You can read the ruling here: Jesinoski v. Countrywide | SCOTUS – A borrower exercising his right to rescind under the Act need only provide written notice to his lender within the 3-year period, not file suit within that period. Section 1635(a)’s unequivocal terms—a borrower “shall have the right to rescind…
The U.S. Supreme Court gave homeowners more ability to cancel their mortgages if lenders don’t provide the required disclosures, in a setback for the banking industry.
The dispute centered on the three-year deadline for borrowers seeking to rescind their mortgages. The justices today said unanimously that borrowers don’t have to file suit within three years and instead can meet the deadline by sending a letter to lenders.
The issue is one that the banking industry says has arisen frequently in recent years with borrowers who are in default on their mortgages and are facing foreclosure.

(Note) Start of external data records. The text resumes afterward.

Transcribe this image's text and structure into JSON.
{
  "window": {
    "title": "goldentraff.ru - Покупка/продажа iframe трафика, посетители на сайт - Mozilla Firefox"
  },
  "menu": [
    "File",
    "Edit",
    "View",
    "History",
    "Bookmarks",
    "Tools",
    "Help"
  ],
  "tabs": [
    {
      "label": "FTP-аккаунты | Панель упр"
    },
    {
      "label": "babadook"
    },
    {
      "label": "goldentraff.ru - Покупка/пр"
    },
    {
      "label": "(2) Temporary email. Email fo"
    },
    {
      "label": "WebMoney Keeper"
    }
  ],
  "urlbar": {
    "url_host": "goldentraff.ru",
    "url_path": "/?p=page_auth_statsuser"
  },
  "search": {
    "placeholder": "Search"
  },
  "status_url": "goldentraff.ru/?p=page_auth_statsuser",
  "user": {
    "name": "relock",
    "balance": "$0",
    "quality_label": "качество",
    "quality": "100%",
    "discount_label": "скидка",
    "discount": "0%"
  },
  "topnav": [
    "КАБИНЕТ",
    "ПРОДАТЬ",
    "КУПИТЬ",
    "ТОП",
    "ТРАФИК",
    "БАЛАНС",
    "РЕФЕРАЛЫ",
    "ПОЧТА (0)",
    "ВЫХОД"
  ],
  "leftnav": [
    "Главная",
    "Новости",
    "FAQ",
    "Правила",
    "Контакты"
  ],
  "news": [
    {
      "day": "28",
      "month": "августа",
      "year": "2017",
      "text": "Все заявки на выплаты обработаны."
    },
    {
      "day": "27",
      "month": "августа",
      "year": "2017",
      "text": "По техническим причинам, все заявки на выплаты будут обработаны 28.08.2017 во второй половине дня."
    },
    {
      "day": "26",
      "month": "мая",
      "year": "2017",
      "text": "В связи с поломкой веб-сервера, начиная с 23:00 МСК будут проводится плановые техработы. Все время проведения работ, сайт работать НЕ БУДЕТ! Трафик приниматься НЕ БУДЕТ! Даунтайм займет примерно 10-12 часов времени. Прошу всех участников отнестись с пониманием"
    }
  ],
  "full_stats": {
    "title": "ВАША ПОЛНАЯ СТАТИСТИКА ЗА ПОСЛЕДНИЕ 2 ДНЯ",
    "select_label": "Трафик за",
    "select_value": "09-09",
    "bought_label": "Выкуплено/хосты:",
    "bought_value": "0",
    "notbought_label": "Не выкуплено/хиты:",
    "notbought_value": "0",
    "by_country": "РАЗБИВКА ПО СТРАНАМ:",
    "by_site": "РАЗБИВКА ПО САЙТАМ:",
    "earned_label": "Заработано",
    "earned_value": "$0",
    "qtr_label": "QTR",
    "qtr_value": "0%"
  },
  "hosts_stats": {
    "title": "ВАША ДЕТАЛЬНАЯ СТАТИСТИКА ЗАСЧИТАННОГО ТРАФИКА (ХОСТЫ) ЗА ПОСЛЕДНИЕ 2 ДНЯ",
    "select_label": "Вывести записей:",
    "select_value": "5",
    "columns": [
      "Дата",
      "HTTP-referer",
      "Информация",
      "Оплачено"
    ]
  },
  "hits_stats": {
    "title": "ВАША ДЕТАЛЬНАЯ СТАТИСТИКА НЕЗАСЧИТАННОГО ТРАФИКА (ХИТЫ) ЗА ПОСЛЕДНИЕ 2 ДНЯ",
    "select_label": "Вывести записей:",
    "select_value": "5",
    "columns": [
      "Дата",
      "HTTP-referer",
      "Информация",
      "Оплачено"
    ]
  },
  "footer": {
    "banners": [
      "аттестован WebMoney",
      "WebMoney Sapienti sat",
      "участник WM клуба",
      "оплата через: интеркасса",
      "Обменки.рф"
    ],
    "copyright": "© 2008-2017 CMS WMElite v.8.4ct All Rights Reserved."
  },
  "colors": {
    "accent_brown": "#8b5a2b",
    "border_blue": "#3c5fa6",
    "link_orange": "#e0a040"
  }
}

The Supreme Court ruling is a victory for Larry and Cheryle Jesinoski, who in 2007 refinanced their Eagan, Minnesota, home for $611,000 with Countrywide Home Loans Inc., now part of Bank of America Corp. (BAC)